In full and without deviation, reproduce the records that follow.

++++++++

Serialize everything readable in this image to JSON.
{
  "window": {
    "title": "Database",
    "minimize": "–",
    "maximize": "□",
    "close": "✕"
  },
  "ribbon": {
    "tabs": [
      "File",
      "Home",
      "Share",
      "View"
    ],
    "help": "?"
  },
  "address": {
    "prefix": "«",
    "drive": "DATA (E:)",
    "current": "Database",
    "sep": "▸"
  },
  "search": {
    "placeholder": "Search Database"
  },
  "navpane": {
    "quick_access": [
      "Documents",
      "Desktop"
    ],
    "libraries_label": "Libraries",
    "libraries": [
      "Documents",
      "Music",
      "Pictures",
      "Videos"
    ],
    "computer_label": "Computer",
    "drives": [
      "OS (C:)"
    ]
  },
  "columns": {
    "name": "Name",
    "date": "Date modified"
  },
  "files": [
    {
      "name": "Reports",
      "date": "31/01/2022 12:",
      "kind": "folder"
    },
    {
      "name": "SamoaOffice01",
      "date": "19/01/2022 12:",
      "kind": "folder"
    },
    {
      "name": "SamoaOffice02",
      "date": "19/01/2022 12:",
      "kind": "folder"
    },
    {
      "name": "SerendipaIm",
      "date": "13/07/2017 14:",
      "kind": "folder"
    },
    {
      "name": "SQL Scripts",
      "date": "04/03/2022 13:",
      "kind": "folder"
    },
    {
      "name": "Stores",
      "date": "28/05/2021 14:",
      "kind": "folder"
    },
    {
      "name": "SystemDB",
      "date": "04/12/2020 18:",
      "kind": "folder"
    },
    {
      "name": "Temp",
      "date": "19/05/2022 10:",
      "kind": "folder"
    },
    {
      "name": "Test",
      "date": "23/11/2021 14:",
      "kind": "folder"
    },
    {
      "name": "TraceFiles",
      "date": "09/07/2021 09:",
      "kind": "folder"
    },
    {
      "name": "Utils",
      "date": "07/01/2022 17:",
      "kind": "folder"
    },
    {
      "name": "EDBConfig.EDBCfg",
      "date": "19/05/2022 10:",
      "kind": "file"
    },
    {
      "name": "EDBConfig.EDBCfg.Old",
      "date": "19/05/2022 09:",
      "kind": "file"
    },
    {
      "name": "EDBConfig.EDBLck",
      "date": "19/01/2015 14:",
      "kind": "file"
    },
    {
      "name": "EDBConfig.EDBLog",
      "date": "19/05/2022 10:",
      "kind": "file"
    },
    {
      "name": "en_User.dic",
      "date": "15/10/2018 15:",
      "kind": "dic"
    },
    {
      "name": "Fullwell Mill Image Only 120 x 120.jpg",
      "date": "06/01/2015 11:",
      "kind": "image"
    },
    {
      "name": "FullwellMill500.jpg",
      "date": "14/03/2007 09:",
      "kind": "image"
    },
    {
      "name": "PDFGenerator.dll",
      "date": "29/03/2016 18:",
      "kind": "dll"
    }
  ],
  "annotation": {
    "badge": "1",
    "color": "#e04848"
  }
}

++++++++

**ANSWER TO THIS TASK:**
Serialize everything readable in this image to JSON.
{
  "window": {
    "title": "Database",
    "minimize": "–",
    "maximize": "□",
    "close": "✕"
  },
  "ribbon": {
    "tabs": [
      "File",
      "Home",
      "Share",
      "View"
    ],
    "help": "?"
  },
  "address": {
    "prefix": "«",
    "drive": "DATA (E:)",
    "current": "Database",
    "sep": "▸"
  },
  "search": {
    "placeholder": "Search Database"
  },
  "navpane": {
    "quick_access": [
      "Documents",
      "Desktop"
    ],
    "libraries_label": "Libraries",
    "libraries": [
      "Documents",
      "Music",
      "Pictures",
      "Videos"
    ],
    "computer_label": "Computer",
    "drives": [
      "OS (C:)"
    ]
  },
  "columns": {
    "name": "Name",
    "date": "Date modified"
  },
  "files": [
    {
      "name": "Reports",
      "date": "31/01/2022 12:",
      "kind": "folder"
    },
    {
      "name": "SamoaOffice01",
      "date": "19/01/2022 12:",
      "kind": "folder"
    },
    {
      "name": "SamoaOffice02",
      "date": "19/01/2022 12:",
      "kind": "folder"
    },
    {
      "name": "SerendipaIm",
      "date": "13/07/2017 14:",
      "kind": "folder"
    },
    {
      "name": "SQL Scripts",
      "date": "04/03/2022 13:",
      "kind": "folder"
    },
    {
      "name": "Stores",
      "date": "28/05/2021 14:",
      "kind": "folder"
    },
    {
      "name": "SystemDB",
      "date": "04/12/2020 18:",
      "kind": "folder"
    },
    {
      "name": "Temp",
      "date": "19/05/2022 10:",
      "kind": "folder"
    },
    {
      "name": "Test",
      "date": "23/11/2021 14:",
      "kind": "folder"
    },
    {
      "name": "TraceFiles",
      "date": "09/07/2021 09:",
      "kind": "folder"
    },
    {
      "name": "Utils",
      "date": "07/01/2022 17:",
      "kind": "folder"
    },
    {
      "name": "EDBConfig.EDBCfg",
      "date": "19/05/2022 10:",
      "kind": "file"
    },
    {
      "name": "EDBConfig.EDBCfg.Old",
      "date": "19/05/2022 09:",
      "kind": "file"
    },
    {
      "name": "EDBConfig.EDBLck",
      "date": "19/01/2015 14:",
      "kind": "file"
    },
    {
      "name": "EDBConfig.EDBLog",
      "date": "19/05/2022 10:",
      "kind": "file"
    },
    {
      "name": "en_User.dic",
      "date": "15/10/2018 15:",
      "kind": "dic"
    },
    {
      "name": "Fullwell Mill Image Only 120 x 120.jpg",
      "date": "06/01/2015 11:",
      "kind": "image"
    },
    {
      "name": "FullwellMill500.jpg",
      "date": "14/03/2007 09:",
      "kind": "image"
    },
    {
      "name": "PDFGenerator.dll",
      "date": "29/03/2016 18:",
      "kind": "dll"
    }
  ],
  "annotation": {
    "badge": "1",
    "color": "#e04848"
  }
}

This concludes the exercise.